Section 8 [Housing and Urban Development ] Law and Legal Definition

In 1974, Congress passed the Housing and Community Development Act, which amended the U.S. Housing Act of 1937 to create the Section 8 Program. In the Section 8 Program, tenants pay about 30 percent of their income for rent, while the rest of the rent is paid with federal money. The two main Section 8 programs are tenant-based vouchers and project-based vouchers. In the tenant-based program, eligible families with a certificate or voucher find and lease a unit and pay a reasonable rent, which is based upon a percentage of their income.
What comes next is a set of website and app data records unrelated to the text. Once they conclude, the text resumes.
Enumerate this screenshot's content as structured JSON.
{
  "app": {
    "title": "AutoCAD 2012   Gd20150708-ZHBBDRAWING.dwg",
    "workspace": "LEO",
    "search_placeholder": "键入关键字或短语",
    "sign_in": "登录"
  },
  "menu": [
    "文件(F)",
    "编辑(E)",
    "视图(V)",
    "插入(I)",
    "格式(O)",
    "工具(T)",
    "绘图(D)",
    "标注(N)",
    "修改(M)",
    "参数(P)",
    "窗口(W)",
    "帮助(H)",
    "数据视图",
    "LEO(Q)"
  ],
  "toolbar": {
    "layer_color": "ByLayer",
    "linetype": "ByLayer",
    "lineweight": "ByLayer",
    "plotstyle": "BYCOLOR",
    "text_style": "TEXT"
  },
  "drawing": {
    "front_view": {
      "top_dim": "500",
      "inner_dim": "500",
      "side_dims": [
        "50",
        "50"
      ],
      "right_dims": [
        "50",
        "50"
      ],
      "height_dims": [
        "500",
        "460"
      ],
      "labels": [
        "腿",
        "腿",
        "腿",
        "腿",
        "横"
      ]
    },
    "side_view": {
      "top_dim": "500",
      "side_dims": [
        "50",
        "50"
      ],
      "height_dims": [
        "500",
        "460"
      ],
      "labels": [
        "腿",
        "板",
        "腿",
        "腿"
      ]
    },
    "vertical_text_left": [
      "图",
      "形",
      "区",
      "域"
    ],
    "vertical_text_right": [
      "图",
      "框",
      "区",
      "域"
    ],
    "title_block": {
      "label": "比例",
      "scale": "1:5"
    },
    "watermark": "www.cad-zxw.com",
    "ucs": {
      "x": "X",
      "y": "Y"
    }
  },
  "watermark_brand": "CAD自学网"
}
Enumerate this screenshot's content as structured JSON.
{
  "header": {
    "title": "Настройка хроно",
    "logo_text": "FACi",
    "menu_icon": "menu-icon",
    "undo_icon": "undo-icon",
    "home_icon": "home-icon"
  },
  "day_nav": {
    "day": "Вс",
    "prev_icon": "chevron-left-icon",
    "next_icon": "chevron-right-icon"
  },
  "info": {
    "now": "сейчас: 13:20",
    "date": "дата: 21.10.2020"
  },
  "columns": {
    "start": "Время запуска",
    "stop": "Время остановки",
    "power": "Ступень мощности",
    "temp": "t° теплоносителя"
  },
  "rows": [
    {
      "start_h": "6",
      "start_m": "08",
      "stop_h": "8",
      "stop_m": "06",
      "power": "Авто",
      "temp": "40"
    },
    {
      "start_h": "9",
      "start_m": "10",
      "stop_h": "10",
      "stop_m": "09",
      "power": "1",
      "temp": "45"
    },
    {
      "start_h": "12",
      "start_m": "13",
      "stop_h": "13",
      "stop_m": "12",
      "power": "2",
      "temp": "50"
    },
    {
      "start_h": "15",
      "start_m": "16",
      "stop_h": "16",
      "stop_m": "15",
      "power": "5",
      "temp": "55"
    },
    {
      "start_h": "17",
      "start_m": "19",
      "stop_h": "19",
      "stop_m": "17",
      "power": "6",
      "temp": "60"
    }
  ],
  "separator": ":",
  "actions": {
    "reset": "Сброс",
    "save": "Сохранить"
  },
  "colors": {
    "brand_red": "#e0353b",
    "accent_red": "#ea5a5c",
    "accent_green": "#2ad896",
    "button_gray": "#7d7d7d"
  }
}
The local housing authority pays the owner the remaining rent, which is capped by the Fair Market Rent (FMR). The housing authorities determine the reasonable rent and the FMR is determined by the United States Department of Housing and Urban Development (HUD).Section 8 is now referred to as Housing Choice Vouchers, which includes the following types of voucher programs:
  1. Conversion Vouchers
  2. Family Unification Vouchers
  3. Homeownership Vouchers
  4. Project Based Vouchers
  5. Tenant Based Vouchers
  6. Vouchers for People with Disabilities
  7. Welfare-to-Work Vouchers